I’m not a “The Lord of the Rings” geek and just to reiterate owning the boxset limited edition dvd collection of the movies wrapped in mithril silver with a copy of one of the Elven rings from the movie and whatever else you get with it doesn’t mean anything unless you’ve read the books. Don’t say you’re a “The Lord of the Rings” geek and then say “I don’t like reading”. Oh, you don’t like reading? It’s an epic book series, “dude”, it has been for sixty years. It was written by an Oxford professor of “Anglo Saxon”, it has exhaustive appendixes. It has invented languages. It is a whole body of work, not just some films from the turn of the millennium. If you want to be a geek of a movie series go watch “Star Wars” for goodness sake.
I wouldn’t say I’m a Star Trek geek either, I mean, I love all the series, but I just haven’t gone into it to the level some people have. Buying or making their own costumes, buying every episode on dvd and then rebuying them when it comes out on blu-ray, although for the record, Picard is definitely a better captain of a starship and Kirk is just psychedelic sixties fun.
I’m not a comic book geek either. I’ve got my fair share of graphic novels and collected titles but I’ve never been able to keep up with the endless different titles. However it gets hard not to put down so called “comic book geeks” when they tell me they don’t like “The Amazing Spiderman” because it departs from the comic by having Spiderman invent his webbing rather than it come out of his arms biologically. Unbelievable, that’s not the comic. Sam Raimi came up with webbing out of the arms for the first movie, you obviously haven’t read the comics.

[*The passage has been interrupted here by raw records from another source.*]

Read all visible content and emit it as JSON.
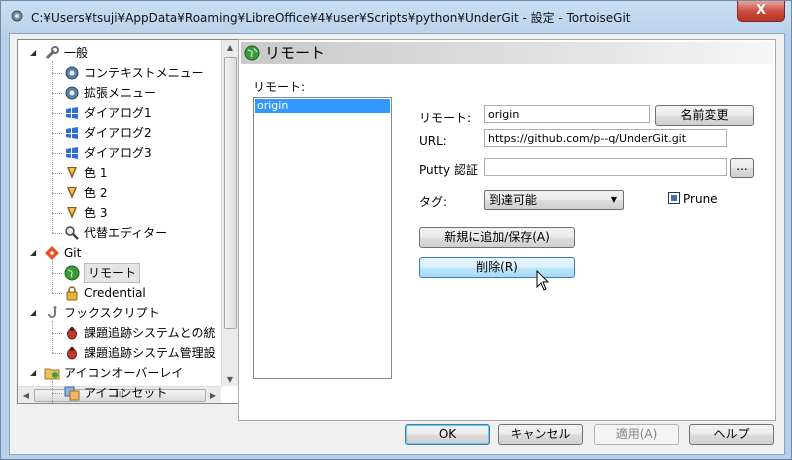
{
  "window": {
    "title": "C:¥Users¥tsuji¥AppData¥Roaming¥LibreOffice¥4¥user¥Scripts¥python¥UnderGit - 設定 - TortoiseGit",
    "close_label": "X"
  },
  "tree": {
    "items": [
      {
        "label": "一般",
        "icon": "wrench-icon",
        "level": 0,
        "expanded": true
      },
      {
        "label": "コンテキストメニュー",
        "icon": "gear-icon",
        "level": 1
      },
      {
        "label": "拡張メニュー",
        "icon": "gear-icon",
        "level": 1
      },
      {
        "label": "ダイアログ1",
        "icon": "windows-flag-icon",
        "level": 1
      },
      {
        "label": "ダイアログ2",
        "icon": "windows-flag-icon",
        "level": 1
      },
      {
        "label": "ダイアログ3",
        "icon": "windows-flag-icon",
        "level": 1
      },
      {
        "label": "色 1",
        "icon": "palette-icon",
        "level": 1
      },
      {
        "label": "色 2",
        "icon": "palette-icon",
        "level": 1
      },
      {
        "label": "色 3",
        "icon": "palette-icon",
        "level": 1
      },
      {
        "label": "代替エディター",
        "icon": "magnifier-icon",
        "level": 1
      },
      {
        "label": "Git",
        "icon": "git-icon",
        "level": 0,
        "expanded": true
      },
      {
        "label": "リモート",
        "icon": "globe-icon",
        "level": 1,
        "selected": true
      },
      {
        "label": "Credential",
        "icon": "lock-icon",
        "level": 1
      },
      {
        "label": "フックスクリプト",
        "icon": "hook-icon",
        "level": 0,
        "expanded": true
      },
      {
        "label": "課題追跡システムとの統",
        "icon": "bug-icon",
        "level": 1
      },
      {
        "label": "課題追跡システム管理設",
        "icon": "bug-icon",
        "level": 1
      },
      {
        "label": "アイコンオーバーレイ",
        "icon": "folder-icon",
        "level": 0,
        "expanded": true
      },
      {
        "label": "アイコンセット",
        "icon": "iconset-icon",
        "level": 1
      }
    ],
    "hscroll_grip": "III"
  },
  "panel": {
    "title": "リモート",
    "remote_list_label": "リモート:",
    "remotes": [
      "origin"
    ],
    "remote_field_label": "リモート:",
    "remote_value": "origin",
    "rename_button": "名前変更",
    "url_label": "URL:",
    "url_value": "https://github.com/p--q/UnderGit.git",
    "putty_label": "Putty 認証",
    "putty_value": "",
    "browse_button": "...",
    "tag_label": "タグ:",
    "tag_selected": "到達可能",
    "prune_label": "Prune",
    "add_save_button": "新規に追加/保存(A)",
    "delete_button": "削除(R)"
  },
  "footer": {
    "ok": "OK",
    "cancel": "キャンセル",
    "apply": "適用(A)",
    "help": "ヘルプ"
  }
}
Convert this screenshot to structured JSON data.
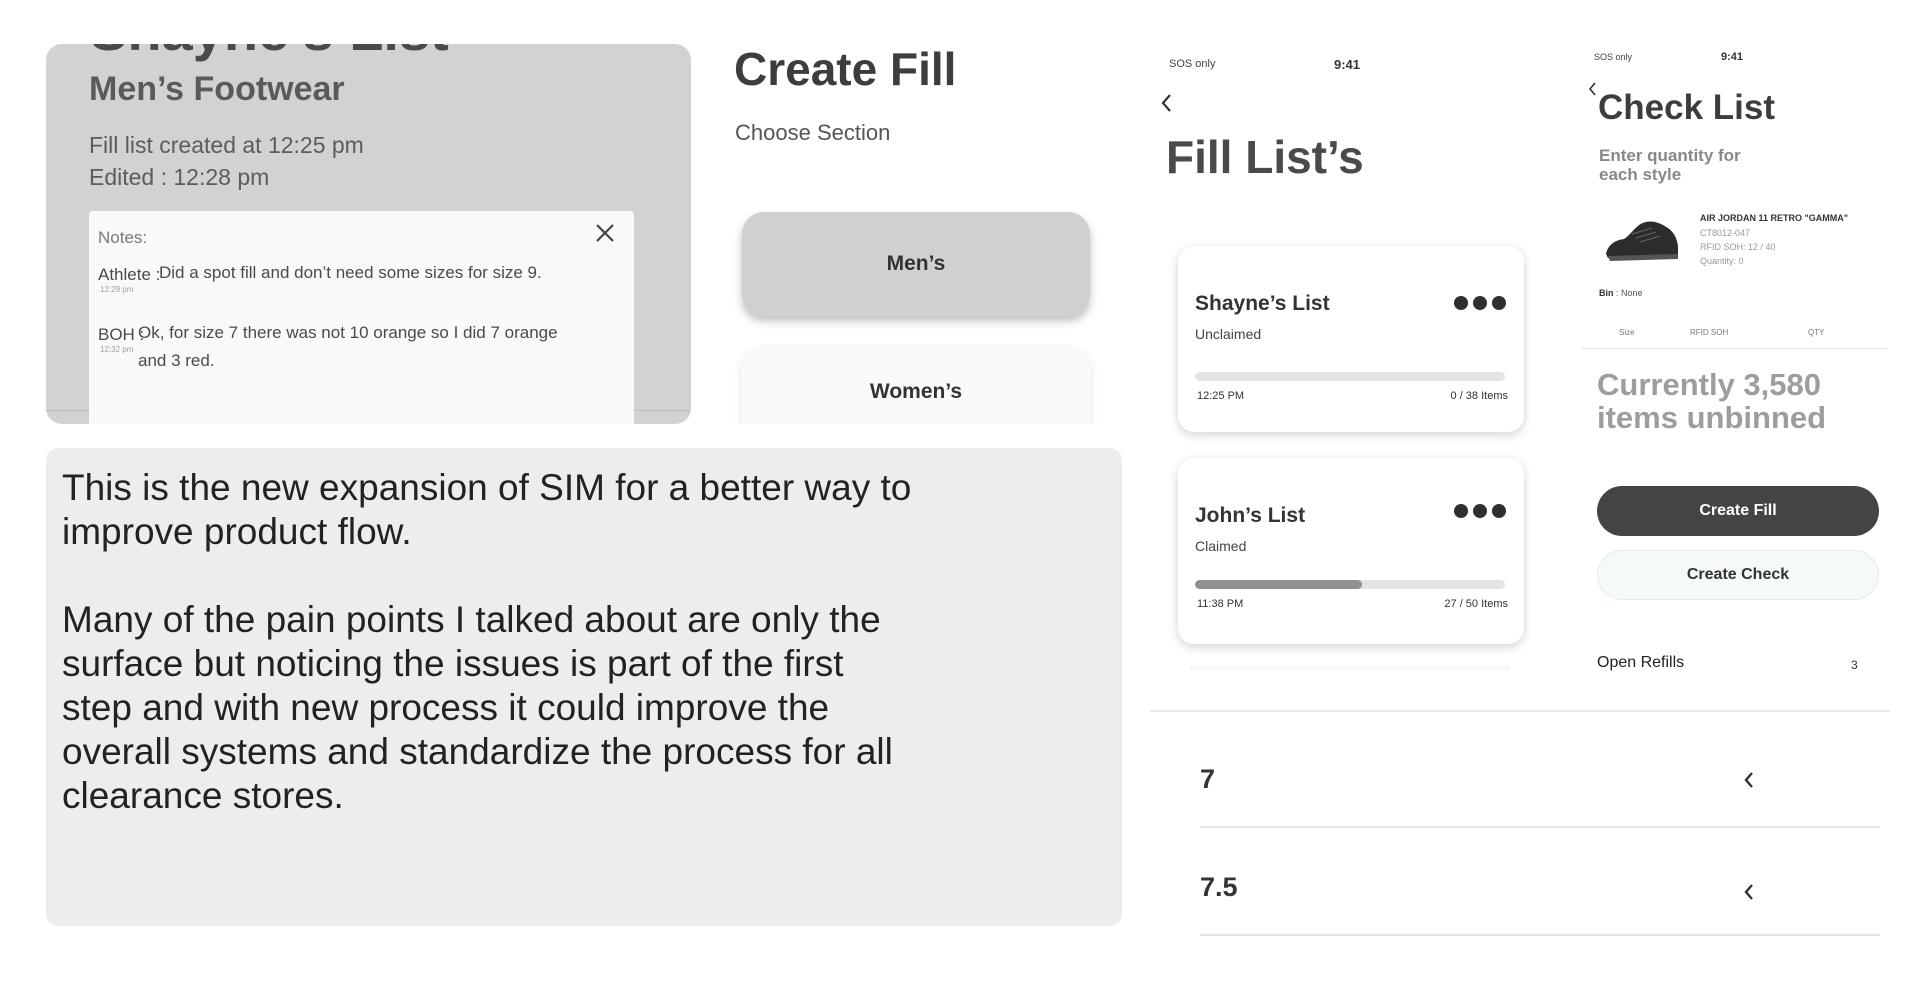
{
  "panel_mens_footwear": {
    "cut_title": "Shayne's List",
    "subtitle": "Men’s Footwear",
    "created": "Fill list created at 12:25 pm",
    "edited": "Edited : 12:28 pm",
    "notes": {
      "label": "Notes:",
      "entries": [
        {
          "author": "Athlete :",
          "text": "Did a spot fill and don’t need some sizes for size 9.",
          "time": "12:29 pm"
        },
        {
          "author": "BOH :",
          "text_line1": "Ok, for size 7 there was not 10 orange so I did 7 orange",
          "text_line2": "and 3 red.",
          "time": "12:32 pm"
        }
      ]
    }
  },
  "panel_create_fill": {
    "title": "Create Fill",
    "subtitle": "Choose Section",
    "sections": [
      "Men’s",
      "Women’s"
    ]
  },
  "description": {
    "paragraph1": "This is the new expansion of SIM for a better way to improve product flow.",
    "paragraph2": "Many of the pain points I talked about are only the surface but noticing the issues is part of the first step and with new process it could improve the overall systems and standardize the process for all clearance stores."
  },
  "panel_fill_lists": {
    "status": {
      "carrier": "SOS only",
      "time": "9:41"
    },
    "title": "Fill List’s",
    "lists": [
      {
        "name": "Shayne’s List",
        "state": "Unclaimed",
        "time": "12:25 PM",
        "count": "0 / 38 Items",
        "progress": 0
      },
      {
        "name": "John’s List",
        "state": "Claimed",
        "time": "11:38 PM",
        "count": "27 / 50 Items",
        "progress": 0.54
      }
    ]
  },
  "panel_check_list": {
    "status": {
      "carrier": "SOS only",
      "time": "9:41"
    },
    "title": "Check List",
    "instruction": "Enter quantity for each style",
    "product": {
      "name": "AIR JORDAN 11 RETRO \"GAMMA\"",
      "sku": "CT8012-047",
      "rfid": "RFID SOH: 12 / 40",
      "quantity": "Quantity: 0"
    },
    "bin_label": "Bin",
    "bin_value": " : None",
    "columns": [
      "Size",
      "RFID SOH",
      "QTY"
    ],
    "currently": "Currently  3,580 items unbinned",
    "buttons": {
      "create_fill": "Create Fill",
      "create_check": "Create Check"
    },
    "open_refills": {
      "label": "Open Refills",
      "count": "3"
    }
  },
  "sizes": [
    "7",
    "7.5"
  ]
}
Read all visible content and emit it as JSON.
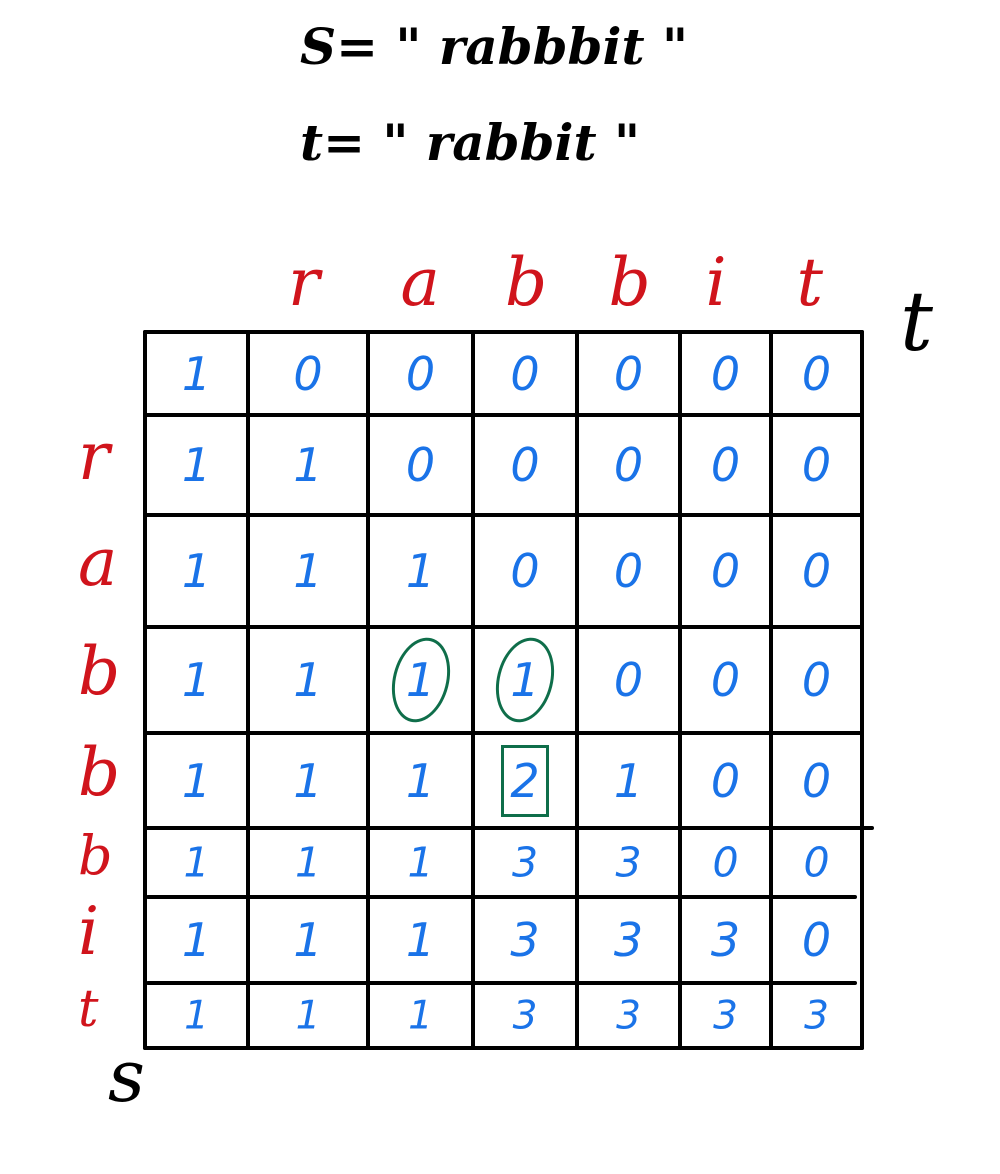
{
  "definitions": {
    "s": "S= \" rabbbit \"",
    "t": "t= \" rabbit \""
  },
  "axis_labels": {
    "t": "t",
    "s": "s"
  },
  "column_headers": [
    "r",
    "a",
    "b",
    "b",
    "i",
    "t"
  ],
  "row_headers": [
    "r",
    "a",
    "b",
    "b",
    "b",
    "i",
    "t"
  ],
  "dp_table": [
    [
      "1",
      "0",
      "0",
      "0",
      "0",
      "0",
      "0"
    ],
    [
      "1",
      "1",
      "0",
      "0",
      "0",
      "0",
      "0"
    ],
    [
      "1",
      "1",
      "1",
      "0",
      "0",
      "0",
      "0"
    ],
    [
      "1",
      "1",
      "1",
      "1",
      "0",
      "0",
      "0"
    ],
    [
      "1",
      "1",
      "1",
      "2",
      "1",
      "0",
      "0"
    ],
    [
      "1",
      "1",
      "1",
      "3",
      "3",
      "0",
      "0"
    ],
    [
      "1",
      "1",
      "1",
      "3",
      "3",
      "3",
      "0"
    ],
    [
      "1",
      "1",
      "1",
      "3",
      "3",
      "3",
      "3"
    ]
  ],
  "highlights": {
    "circled_cells": [
      [
        3,
        2
      ],
      [
        3,
        3
      ]
    ],
    "boxed_cells": [
      [
        4,
        3
      ]
    ]
  },
  "colors": {
    "ink": "#000000",
    "labels": "#d0141c",
    "values": "#1a73e8",
    "highlight": "#0f6e4a"
  }
}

Anyway. This blog is about a look into the geek world. Well, my version of it, at least. And I’m sorry if all that earlier seemed slightly petty and teenage but I am a geek after all. So on these pages. I will talk about tv series and sci fi and give my opinion of them. You can read if you want and comment if you’d like. But I’m writing this to rant a little bit if that’s all the same with you. I won’t be going near music, by the way, because I have friends who are a lot better than that and if you want to be berated for liking Kasabian then I can put you in touch with them.